## PROBLEM
Before you return the entries below, strip out the pictures and keep all else exact.
▶
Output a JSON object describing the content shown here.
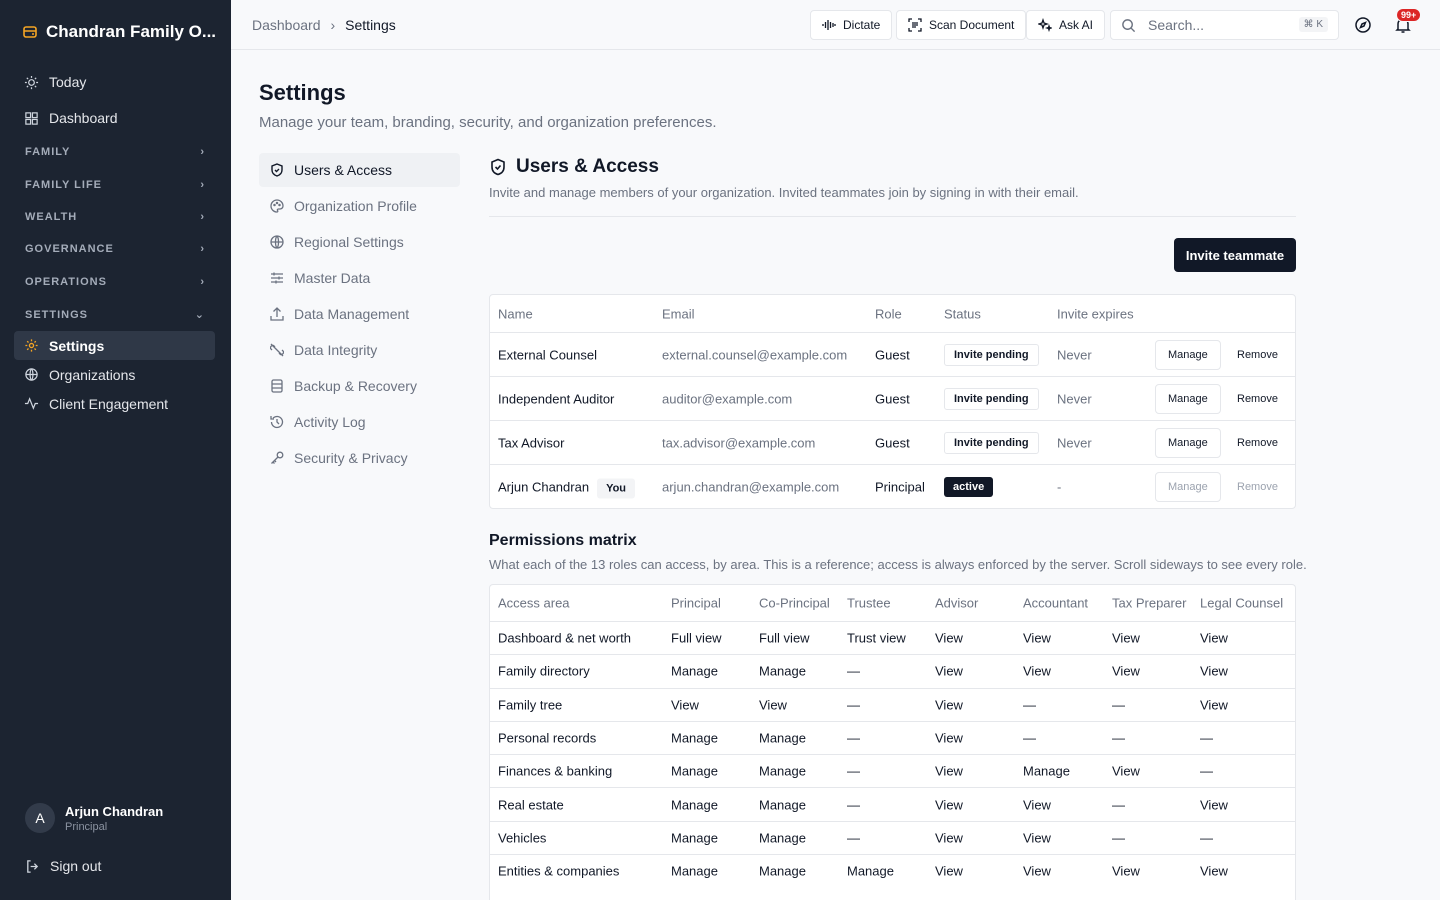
{
  "sidebar": {
    "brand": "Chandran Family O...",
    "top_items": [
      {
        "label": "Today",
        "icon": "sun-icon"
      },
      {
        "label": "Dashboard",
        "icon": "grid-icon"
      }
    ],
    "groups": [
      "FAMILY",
      "FAMILY LIFE",
      "WEALTH",
      "GOVERNANCE",
      "OPERATIONS",
      "SETTINGS"
    ],
    "settings_items": [
      {
        "label": "Settings",
        "icon": "gear-icon",
        "active": true
      },
      {
        "label": "Organizations",
        "icon": "globe-icon"
      },
      {
        "label": "Client Engagement",
        "icon": "activity-icon"
      }
    ],
    "user": {
      "initial": "A",
      "name": "Arjun Chandran",
      "role": "Principal"
    },
    "signout": "Sign out"
  },
  "topbar": {
    "breadcrumb": [
      "Dashboard",
      "Settings"
    ],
    "dictate": "Dictate",
    "scan": "Scan Document",
    "ask_ai": "Ask AI",
    "search_placeholder": "Search...",
    "search_shortcut": "⌘ K",
    "notifications": "99+"
  },
  "page": {
    "title": "Settings",
    "subtitle": "Manage your team, branding, security, and organization preferences."
  },
  "subnav": [
    {
      "label": "Users & Access",
      "icon": "shield-icon",
      "active": true
    },
    {
      "label": "Organization Profile",
      "icon": "palette-icon"
    },
    {
      "label": "Regional Settings",
      "icon": "globe-icon"
    },
    {
      "label": "Master Data",
      "icon": "sliders-icon"
    },
    {
      "label": "Data Management",
      "icon": "upload-icon"
    },
    {
      "label": "Data Integrity",
      "icon": "unlink-icon"
    },
    {
      "label": "Backup & Recovery",
      "icon": "database-icon"
    },
    {
      "label": "Activity Log",
      "icon": "history-icon"
    },
    {
      "label": "Security & Privacy",
      "icon": "key-icon"
    }
  ],
  "section": {
    "title": "Users & Access",
    "description": "Invite and manage members of your organization. Invited teammates join by signing in with their email.",
    "invite_button": "Invite teammate"
  },
  "users_table": {
    "headers": [
      "Name",
      "Email",
      "Role",
      "Status",
      "Invite expires"
    ],
    "rows": [
      {
        "name": "External Counsel",
        "email": "external.counsel@example.com",
        "role": "Guest",
        "status": "Invite pending",
        "expires": "Never",
        "manage": "Manage",
        "remove": "Remove"
      },
      {
        "name": "Independent Auditor",
        "email": "auditor@example.com",
        "role": "Guest",
        "status": "Invite pending",
        "expires": "Never",
        "manage": "Manage",
        "remove": "Remove"
      },
      {
        "name": "Tax Advisor",
        "email": "tax.advisor@example.com",
        "role": "Guest",
        "status": "Invite pending",
        "expires": "Never",
        "manage": "Manage",
        "remove": "Remove"
      },
      {
        "name": "Arjun Chandran",
        "you": "You",
        "email": "arjun.chandran@example.com",
        "role": "Principal",
        "status": "active",
        "expires": "-",
        "manage": "Manage",
        "remove": "Remove"
      }
    ]
  },
  "permissions": {
    "title": "Permissions matrix",
    "description": "What each of the 13 roles can access, by area. This is a reference; access is always enforced by the server. Scroll sideways to see every role.",
    "headers": [
      "Access area",
      "Principal",
      "Co-Principal",
      "Trustee",
      "Advisor",
      "Accountant",
      "Tax Preparer",
      "Legal Counsel"
    ],
    "rows": [
      [
        "Dashboard & net worth",
        "Full view",
        "Full view",
        "Trust view",
        "View",
        "View",
        "View",
        "View"
      ],
      [
        "Family directory",
        "Manage",
        "Manage",
        "—",
        "View",
        "View",
        "View",
        "View"
      ],
      [
        "Family tree",
        "View",
        "View",
        "—",
        "View",
        "—",
        "—",
        "View"
      ],
      [
        "Personal records",
        "Manage",
        "Manage",
        "—",
        "View",
        "—",
        "—",
        "—"
      ],
      [
        "Finances & banking",
        "Manage",
        "Manage",
        "—",
        "View",
        "Manage",
        "View",
        "—"
      ],
      [
        "Real estate",
        "Manage",
        "Manage",
        "—",
        "View",
        "View",
        "—",
        "View"
      ],
      [
        "Vehicles",
        "Manage",
        "Manage",
        "—",
        "View",
        "View",
        "—",
        "—"
      ],
      [
        "Entities & companies",
        "Manage",
        "Manage",
        "Manage",
        "View",
        "View",
        "View",
        "View"
      ]
    ]
  }
}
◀
## OUTPUT OF THE EXERCISE
Output a JSON object describing the content shown here.
{
  "sidebar": {
    "brand": "Chandran Family O...",
    "top_items": [
      {
        "label": "Today",
        "icon": "sun-icon"
      },
      {
        "label": "Dashboard",
        "icon": "grid-icon"
      }
    ],
    "groups": [
      "FAMILY",
      "FAMILY LIFE",
      "WEALTH",
      "GOVERNANCE",
      "OPERATIONS",
      "SETTINGS"
    ],
    "settings_items": [
      {
        "label": "Settings",
        "icon": "gear-icon",
        "active": true
      },
      {
        "label": "Organizations",
        "icon": "globe-icon"
      },
      {
        "label": "Client Engagement",
        "icon": "activity-icon"
      }
    ],
    "user": {
      "initial": "A",
      "name": "Arjun Chandran",
      "role": "Principal"
    },
    "signout": "Sign out"
  },
  "topbar": {
    "breadcrumb": [
      "Dashboard",
      "Settings"
    ],
    "dictate": "Dictate",
    "scan": "Scan Document",
    "ask_ai": "Ask AI",
    "search_placeholder": "Search...",
    "search_shortcut": "⌘ K",
    "notifications": "99+"
  },
  "page": {
    "title": "Settings",
    "subtitle": "Manage your team, branding, security, and organization preferences."
  },
  "subnav": [
    {
      "label": "Users & Access",
      "icon": "shield-icon",
      "active": true
    },
    {
      "label": "Organization Profile",
      "icon": "palette-icon"
    },
    {
      "label": "Regional Settings",
      "icon": "globe-icon"
    },
    {
      "label": "Master Data",
      "icon": "sliders-icon"
    },
    {
      "label": "Data Management",
      "icon": "upload-icon"
    },
    {
      "label": "Data Integrity",
      "icon": "unlink-icon"
    },
    {
      "label": "Backup & Recovery",
      "icon": "database-icon"
    },
    {
      "label": "Activity Log",
      "icon": "history-icon"
    },
    {
      "label": "Security & Privacy",
      "icon": "key-icon"
    }
  ],
  "section": {
    "title": "Users & Access",
    "description": "Invite and manage members of your organization. Invited teammates join by signing in with their email.",
    "invite_button": "Invite teammate"
  },
  "users_table": {
    "headers": [
      "Name",
      "Email",
      "Role",
      "Status",
      "Invite expires"
    ],
    "rows": [
      {
        "name": "External Counsel",
        "email": "external.counsel@example.com",
        "role": "Guest",
        "status": "Invite pending",
        "expires": "Never",
        "manage": "Manage",
        "remove": "Remove"
      },
      {
        "name": "Independent Auditor",
        "email": "auditor@example.com",
        "role": "Guest",
        "status": "Invite pending",
        "expires": "Never",
        "manage": "Manage",
        "remove": "Remove"
      },
      {
        "name": "Tax Advisor",
        "email": "tax.advisor@example.com",
        "role": "Guest",
        "status": "Invite pending",
        "expires": "Never",
        "manage": "Manage",
        "remove": "Remove"
      },
      {
        "name": "Arjun Chandran",
        "you": "You",
        "email": "arjun.chandran@example.com",
        "role": "Principal",
        "status": "active",
        "expires": "-",
        "manage": "Manage",
        "remove": "Remove"
      }
    ]
  },
  "permissions": {
    "title": "Permissions matrix",
    "description": "What each of the 13 roles can access, by area. This is a reference; access is always enforced by the server. Scroll sideways to see every role.",
    "headers": [
      "Access area",
      "Principal",
      "Co-Principal",
      "Trustee",
      "Advisor",
      "Accountant",
      "Tax Preparer",
      "Legal Counsel"
    ],
    "rows": [
      [
        "Dashboard & net worth",
        "Full view",
        "Full view",
        "Trust view",
        "View",
        "View",
        "View",
        "View"
      ],
      [
        "Family directory",
        "Manage",
        "Manage",
        "—",
        "View",
        "View",
        "View",
        "View"
      ],
      [
        "Family tree",
        "View",
        "View",
        "—",
        "View",
        "—",
        "—",
        "View"
      ],
      [
        "Personal records",
        "Manage",
        "Manage",
        "—",
        "View",
        "—",
        "—",
        "—"
      ],
      [
        "Finances & banking",
        "Manage",
        "Manage",
        "—",
        "View",
        "Manage",
        "View",
        "—"
      ],
      [
        "Real estate",
        "Manage",
        "Manage",
        "—",
        "View",
        "View",
        "—",
        "View"
      ],
      [
        "Vehicles",
        "Manage",
        "Manage",
        "—",
        "View",
        "View",
        "—",
        "—"
      ],
      [
        "Entities & companies",
        "Manage",
        "Manage",
        "Manage",
        "View",
        "View",
        "View",
        "View"
      ]
    ]
  }
}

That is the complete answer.